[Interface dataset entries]

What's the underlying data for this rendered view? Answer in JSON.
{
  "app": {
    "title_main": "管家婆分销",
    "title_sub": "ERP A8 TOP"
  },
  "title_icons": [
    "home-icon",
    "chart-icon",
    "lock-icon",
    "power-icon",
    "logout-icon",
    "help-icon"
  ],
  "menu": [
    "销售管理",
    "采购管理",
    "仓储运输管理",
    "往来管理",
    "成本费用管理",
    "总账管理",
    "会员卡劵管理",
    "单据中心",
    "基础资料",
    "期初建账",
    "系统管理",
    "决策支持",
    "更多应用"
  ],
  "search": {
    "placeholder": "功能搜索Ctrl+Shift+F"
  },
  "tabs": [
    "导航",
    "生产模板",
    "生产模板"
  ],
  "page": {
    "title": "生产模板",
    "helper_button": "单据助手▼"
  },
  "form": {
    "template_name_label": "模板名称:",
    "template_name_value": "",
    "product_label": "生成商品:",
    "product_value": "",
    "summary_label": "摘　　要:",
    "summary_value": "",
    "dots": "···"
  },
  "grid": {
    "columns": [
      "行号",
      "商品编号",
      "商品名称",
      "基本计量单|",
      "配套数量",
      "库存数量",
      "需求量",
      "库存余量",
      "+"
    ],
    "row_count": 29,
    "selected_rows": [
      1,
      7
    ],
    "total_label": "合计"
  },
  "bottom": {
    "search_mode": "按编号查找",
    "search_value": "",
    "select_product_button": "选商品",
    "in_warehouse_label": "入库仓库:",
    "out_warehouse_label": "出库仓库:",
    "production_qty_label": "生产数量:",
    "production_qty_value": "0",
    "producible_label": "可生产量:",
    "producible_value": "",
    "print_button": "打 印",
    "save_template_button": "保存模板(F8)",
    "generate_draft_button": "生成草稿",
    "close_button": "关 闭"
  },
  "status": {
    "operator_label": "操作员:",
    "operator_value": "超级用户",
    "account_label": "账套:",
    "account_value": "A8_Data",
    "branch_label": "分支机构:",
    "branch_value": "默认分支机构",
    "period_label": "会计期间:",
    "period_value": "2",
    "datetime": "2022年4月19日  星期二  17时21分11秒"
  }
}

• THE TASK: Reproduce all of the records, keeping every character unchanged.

• SOLUTION:
What's the underlying data for this rendered view? Answer in JSON.
{
  "app": {
    "title_main": "管家婆分销",
    "title_sub": "ERP A8 TOP"
  },
  "title_icons": [
    "home-icon",
    "chart-icon",
    "lock-icon",
    "power-icon",
    "logout-icon",
    "help-icon"
  ],
  "menu": [
    "销售管理",
    "采购管理",
    "仓储运输管理",
    "往来管理",
    "成本费用管理",
    "总账管理",
    "会员卡劵管理",
    "单据中心",
    "基础资料",
    "期初建账",
    "系统管理",
    "决策支持",
    "更多应用"
  ],
  "search": {
    "placeholder": "功能搜索Ctrl+Shift+F"
  },
  "tabs": [
    "导航",
    "生产模板",
    "生产模板"
  ],
  "page": {
    "title": "生产模板",
    "helper_button": "单据助手▼"
  },
  "form": {
    "template_name_label": "模板名称:",
    "template_name_value": "",
    "product_label": "生成商品:",
    "product_value": "",
    "summary_label": "摘　　要:",
    "summary_value": "",
    "dots": "···"
  },
  "grid": {
    "columns": [
      "行号",
      "商品编号",
      "商品名称",
      "基本计量单|",
      "配套数量",
      "库存数量",
      "需求量",
      "库存余量",
      "+"
    ],
    "row_count": 29,
    "selected_rows": [
      1,
      7
    ],
    "total_label": "合计"
  },
  "bottom": {
    "search_mode": "按编号查找",
    "search_value": "",
    "select_product_button": "选商品",
    "in_warehouse_label": "入库仓库:",
    "out_warehouse_label": "出库仓库:",
    "production_qty_label": "生产数量:",
    "production_qty_value": "0",
    "producible_label": "可生产量:",
    "producible_value": "",
    "print_button": "打 印",
    "save_template_button": "保存模板(F8)",
    "generate_draft_button": "生成草稿",
    "close_button": "关 闭"
  },
  "status": {
    "operator_label": "操作员:",
    "operator_value": "超级用户",
    "account_label": "账套:",
    "account_value": "A8_Data",
    "branch_label": "分支机构:",
    "branch_value": "默认分支机构",
    "period_label": "会计期间:",
    "period_value": "2",
    "datetime": "2022年4月19日  星期二  17时21分11秒"
  }
}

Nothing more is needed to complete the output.